Component data from apps and pages –

★ ★ ★ ★ ★ ★ ★

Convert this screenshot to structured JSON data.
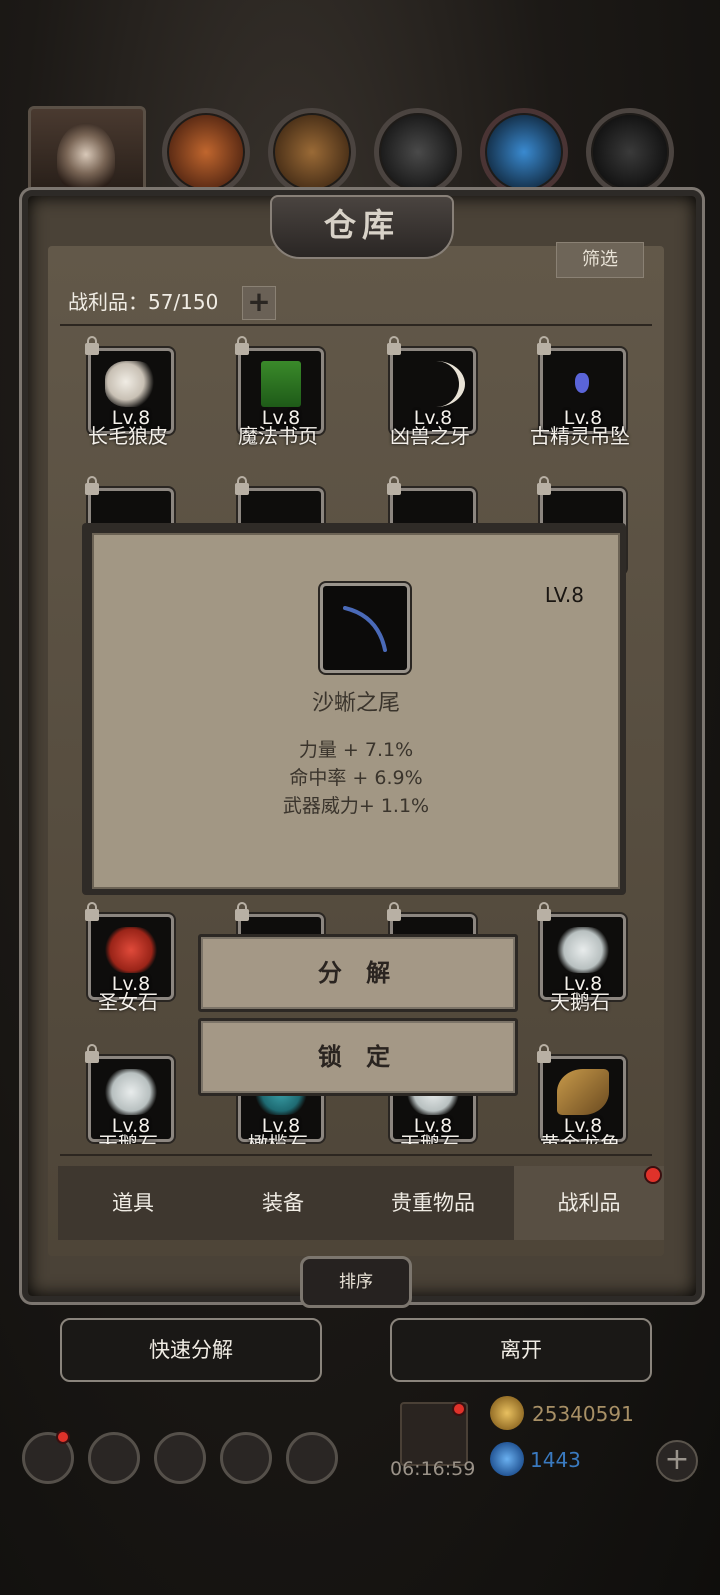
{
  "header": {
    "resource_icons": [
      {
        "icon": "orange-ore-icon",
        "color": "#b05a2a"
      },
      {
        "icon": "wood-plank-icon",
        "color": "#8a5a2e"
      },
      {
        "icon": "iron-ingot-icon",
        "color": "#3a3a3a"
      },
      {
        "icon": "blue-crystal-icon",
        "color": "#2e7ab8"
      },
      {
        "icon": "dark-metal-icon",
        "color": "#2a2a2a"
      }
    ]
  },
  "panel": {
    "title": "仓库",
    "filter_label": "筛选",
    "capacity_text": "战利品：57/150",
    "capacity_plus": "+"
  },
  "items": [
    {
      "name": "长毛狼皮",
      "level": "Lv.8",
      "icon": "wolf-fur-icon"
    },
    {
      "name": "魔法书页",
      "level": "Lv.8",
      "icon": "magic-page-icon"
    },
    {
      "name": "凶兽之牙",
      "level": "Lv.8",
      "icon": "beast-fang-icon"
    },
    {
      "name": "古精灵吊坠",
      "level": "Lv.8",
      "icon": "elf-pendant-icon"
    },
    {
      "name": "圣女石",
      "level": "Lv.8",
      "icon": "red-stone-icon"
    },
    {
      "name": "天鹅石",
      "level": "Lv.8",
      "icon": "white-stone-icon"
    },
    {
      "name": "天鹅石",
      "level": "Lv.8",
      "icon": "white-stone-icon"
    },
    {
      "name": "橄榄石",
      "level": "Lv.8",
      "icon": "teal-stone-icon"
    },
    {
      "name": "天鹅石",
      "level": "Lv.8",
      "icon": "white-stone-icon"
    },
    {
      "name": "黄金龙角",
      "level": "Lv.8",
      "icon": "golden-horn-icon"
    }
  ],
  "tooltip": {
    "level": "LV.8",
    "name": "沙蜥之尾",
    "icon": "lizard-tail-icon",
    "stats": [
      "力量 + 7.1%",
      "命中率 + 6.9%",
      "武器威力+ 1.1%"
    ]
  },
  "actions": {
    "decompose": "分 解",
    "lock": "锁 定"
  },
  "tabs": [
    {
      "label": "道具"
    },
    {
      "label": "装备"
    },
    {
      "label": "贵重物品"
    },
    {
      "label": "战利品",
      "active": true
    }
  ],
  "sort_label": "排序",
  "bottom": {
    "quick_decompose": "快速分解",
    "leave": "离开"
  },
  "currency": {
    "gold": "25340591",
    "gems": "1443",
    "timer": "06:16:59",
    "gold_color": "#c89a3a",
    "gem_color": "#2a7ac0"
  }
}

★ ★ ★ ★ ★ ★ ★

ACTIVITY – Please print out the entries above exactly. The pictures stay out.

WORKED SOLUTION –
Convert this screenshot to structured JSON data.
{
  "header": {
    "resource_icons": [
      {
        "icon": "orange-ore-icon",
        "color": "#b05a2a"
      },
      {
        "icon": "wood-plank-icon",
        "color": "#8a5a2e"
      },
      {
        "icon": "iron-ingot-icon",
        "color": "#3a3a3a"
      },
      {
        "icon": "blue-crystal-icon",
        "color": "#2e7ab8"
      },
      {
        "icon": "dark-metal-icon",
        "color": "#2a2a2a"
      }
    ]
  },
  "panel": {
    "title": "仓库",
    "filter_label": "筛选",
    "capacity_text": "战利品：57/150",
    "capacity_plus": "+"
  },
  "items": [
    {
      "name": "长毛狼皮",
      "level": "Lv.8",
      "icon": "wolf-fur-icon"
    },
    {
      "name": "魔法书页",
      "level": "Lv.8",
      "icon": "magic-page-icon"
    },
    {
      "name": "凶兽之牙",
      "level": "Lv.8",
      "icon": "beast-fang-icon"
    },
    {
      "name": "古精灵吊坠",
      "level": "Lv.8",
      "icon": "elf-pendant-icon"
    },
    {
      "name": "圣女石",
      "level": "Lv.8",
      "icon": "red-stone-icon"
    },
    {
      "name": "天鹅石",
      "level": "Lv.8",
      "icon": "white-stone-icon"
    },
    {
      "name": "天鹅石",
      "level": "Lv.8",
      "icon": "white-stone-icon"
    },
    {
      "name": "橄榄石",
      "level": "Lv.8",
      "icon": "teal-stone-icon"
    },
    {
      "name": "天鹅石",
      "level": "Lv.8",
      "icon": "white-stone-icon"
    },
    {
      "name": "黄金龙角",
      "level": "Lv.8",
      "icon": "golden-horn-icon"
    }
  ],
  "tooltip": {
    "level": "LV.8",
    "name": "沙蜥之尾",
    "icon": "lizard-tail-icon",
    "stats": [
      "力量 + 7.1%",
      "命中率 + 6.9%",
      "武器威力+ 1.1%"
    ]
  },
  "actions": {
    "decompose": "分 解",
    "lock": "锁 定"
  },
  "tabs": [
    {
      "label": "道具"
    },
    {
      "label": "装备"
    },
    {
      "label": "贵重物品"
    },
    {
      "label": "战利品",
      "active": true
    }
  ],
  "sort_label": "排序",
  "bottom": {
    "quick_decompose": "快速分解",
    "leave": "离开"
  },
  "currency": {
    "gold": "25340591",
    "gems": "1443",
    "timer": "06:16:59",
    "gold_color": "#c89a3a",
    "gem_color": "#2a7ac0"
  }
}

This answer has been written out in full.